** TASK TO COMPLETE **
Even where a line looks wrong, copy it exactly and include every entry.

** DATA FOR THIS TASK **
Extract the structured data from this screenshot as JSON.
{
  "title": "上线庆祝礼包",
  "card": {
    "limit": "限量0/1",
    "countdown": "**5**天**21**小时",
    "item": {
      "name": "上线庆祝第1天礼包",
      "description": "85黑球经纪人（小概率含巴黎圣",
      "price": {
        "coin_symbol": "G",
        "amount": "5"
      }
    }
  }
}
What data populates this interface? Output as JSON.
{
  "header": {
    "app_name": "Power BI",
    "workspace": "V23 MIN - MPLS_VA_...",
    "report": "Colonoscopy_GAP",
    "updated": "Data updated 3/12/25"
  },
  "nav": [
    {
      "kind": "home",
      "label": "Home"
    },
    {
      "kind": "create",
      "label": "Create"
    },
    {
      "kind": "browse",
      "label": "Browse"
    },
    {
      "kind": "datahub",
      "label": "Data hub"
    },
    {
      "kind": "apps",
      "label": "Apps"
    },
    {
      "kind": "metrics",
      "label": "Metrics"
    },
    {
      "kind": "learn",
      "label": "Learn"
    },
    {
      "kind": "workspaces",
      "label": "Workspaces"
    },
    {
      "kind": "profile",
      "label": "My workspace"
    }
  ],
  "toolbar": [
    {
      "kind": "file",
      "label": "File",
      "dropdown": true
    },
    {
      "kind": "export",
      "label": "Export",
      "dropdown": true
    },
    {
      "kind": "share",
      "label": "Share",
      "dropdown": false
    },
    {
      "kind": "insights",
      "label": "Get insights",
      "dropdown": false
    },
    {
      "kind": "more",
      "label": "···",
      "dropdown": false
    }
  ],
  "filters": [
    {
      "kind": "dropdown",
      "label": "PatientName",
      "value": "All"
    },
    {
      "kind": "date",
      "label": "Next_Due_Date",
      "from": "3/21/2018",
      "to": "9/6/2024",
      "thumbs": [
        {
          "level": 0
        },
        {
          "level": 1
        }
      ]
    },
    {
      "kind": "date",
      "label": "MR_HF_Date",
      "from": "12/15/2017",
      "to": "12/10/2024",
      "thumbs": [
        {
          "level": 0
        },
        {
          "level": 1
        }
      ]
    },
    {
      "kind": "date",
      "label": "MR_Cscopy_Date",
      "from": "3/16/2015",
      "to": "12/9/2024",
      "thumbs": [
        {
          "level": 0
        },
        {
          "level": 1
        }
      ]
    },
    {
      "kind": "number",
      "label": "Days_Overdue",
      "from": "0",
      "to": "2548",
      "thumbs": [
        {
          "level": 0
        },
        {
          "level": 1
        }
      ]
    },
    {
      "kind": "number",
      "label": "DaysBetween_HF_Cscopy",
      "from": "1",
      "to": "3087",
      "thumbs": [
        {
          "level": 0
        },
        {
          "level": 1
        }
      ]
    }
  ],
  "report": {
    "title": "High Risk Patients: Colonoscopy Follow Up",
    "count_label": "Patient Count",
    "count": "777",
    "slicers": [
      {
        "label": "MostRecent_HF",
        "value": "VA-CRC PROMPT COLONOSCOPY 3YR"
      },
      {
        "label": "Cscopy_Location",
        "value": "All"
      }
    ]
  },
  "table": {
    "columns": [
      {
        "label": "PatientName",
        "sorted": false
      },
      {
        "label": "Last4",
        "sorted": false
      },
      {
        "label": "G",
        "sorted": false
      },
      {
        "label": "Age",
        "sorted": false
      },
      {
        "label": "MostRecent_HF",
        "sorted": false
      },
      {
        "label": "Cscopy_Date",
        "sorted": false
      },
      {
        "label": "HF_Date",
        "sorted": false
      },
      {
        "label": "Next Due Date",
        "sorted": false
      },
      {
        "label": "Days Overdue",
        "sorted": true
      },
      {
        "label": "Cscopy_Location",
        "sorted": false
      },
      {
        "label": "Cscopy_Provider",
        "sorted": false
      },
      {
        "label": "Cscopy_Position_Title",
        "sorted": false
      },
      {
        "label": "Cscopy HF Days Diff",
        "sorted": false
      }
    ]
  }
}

** FINISHED EXERCISE **
Extract the structured data from this screenshot as JSON.
{
  "title": "上线庆祝礼包",
  "card": {
    "limit": "限量0/1",
    "countdown": "**5**天**21**小时",
    "item": {
      "name": "上线庆祝第1天礼包",
      "description": "85黑球经纪人（小概率含巴黎圣",
      "price": {
        "coin_symbol": "G",
        "amount": "5"
      }
    }
  }
}
What data populates this interface? Output as JSON.
{
  "header": {
    "app_name": "Power BI",
    "workspace": "V23 MIN - MPLS_VA_...",
    "report": "Colonoscopy_GAP",
    "updated": "Data updated 3/12/25"
  },
  "nav": [
    {
      "kind": "home",
      "label": "Home"
    },
    {
      "kind": "create",
      "label": "Create"
    },
    {
      "kind": "browse",
      "label": "Browse"
    },
    {
      "kind": "datahub",
      "label": "Data hub"
    },
    {
      "kind": "apps",
      "label": "Apps"
    },
    {
      "kind": "metrics",
      "label": "Metrics"
    },
    {
      "kind": "learn",
      "label": "Learn"
    },
    {
      "kind": "workspaces",
      "label": "Workspaces"
    },
    {
      "kind": "profile",
      "label": "My workspace"
    }
  ],
  "toolbar": [
    {
      "kind": "file",
      "label": "File",
      "dropdown": true
    },
    {
      "kind": "export",
      "label": "Export",
      "dropdown": true
    },
    {
      "kind": "share",
      "label": "Share",
      "dropdown": false
    },
    {
      "kind": "insights",
      "label": "Get insights",
      "dropdown": false
    },
    {
      "kind": "more",
      "label": "···",
      "dropdown": false
    }
  ],
  "filters": [
    {
      "kind": "dropdown",
      "label": "PatientName",
      "value": "All"
    },
    {
      "kind": "date",
      "label": "Next_Due_Date",
      "from": "3/21/2018",
      "to": "9/6/2024",
      "thumbs": [
        {
          "level": 0
        },
        {
          "level": 1
        }
      ]
    },
    {
      "kind": "date",
      "label": "MR_HF_Date",
      "from": "12/15/2017",
      "to": "12/10/2024",
      "thumbs": [
        {
          "level": 0
        },
        {
          "level": 1
        }
      ]
    },
    {
      "kind": "date",
      "label": "MR_Cscopy_Date",
      "from": "3/16/2015",
      "to": "12/9/2024",
      "thumbs": [
        {
          "level": 0
        },
        {
          "level": 1
        }
      ]
    },
    {
      "kind": "number",
      "label": "Days_Overdue",
      "from": "0",
      "to": "2548",
      "thumbs": [
        {
          "level": 0
        },
        {
          "level": 1
        }
      ]
    },
    {
      "kind": "number",
      "label": "DaysBetween_HF_Cscopy",
      "from": "1",
      "to": "3087",
      "thumbs": [
        {
          "level": 0
        },
        {
          "level": 1
        }
      ]
    }
  ],
  "report": {
    "title": "High Risk Patients: Colonoscopy Follow Up",
    "count_label": "Patient Count",
    "count": "777",
    "slicers": [
      {
        "label": "MostRecent_HF",
        "value": "VA-CRC PROMPT COLONOSCOPY 3YR"
      },
      {
        "label": "Cscopy_Location",
        "value": "All"
      }
    ]
  },
  "table": {
    "columns": [
      {
        "label": "PatientName",
        "sorted": false
      },
      {
        "label": "Last4",
        "sorted": false
      },
      {
        "label": "G",
        "sorted": false
      },
      {
        "label": "Age",
        "sorted": false
      },
      {
        "label": "MostRecent_HF",
        "sorted": false
      },
      {
        "label": "Cscopy_Date",
        "sorted": false
      },
      {
        "label": "HF_Date",
        "sorted": false
      },
      {
        "label": "Next Due Date",
        "sorted": false
      },
      {
        "label": "Days Overdue",
        "sorted": true
      },
      {
        "label": "Cscopy_Location",
        "sorted": false
      },
      {
        "label": "Cscopy_Provider",
        "sorted": false
      },
      {
        "label": "Cscopy_Position_Title",
        "sorted": false
      },
      {
        "label": "Cscopy HF Days Diff",
        "sorted": false
      }
    ]
  }
}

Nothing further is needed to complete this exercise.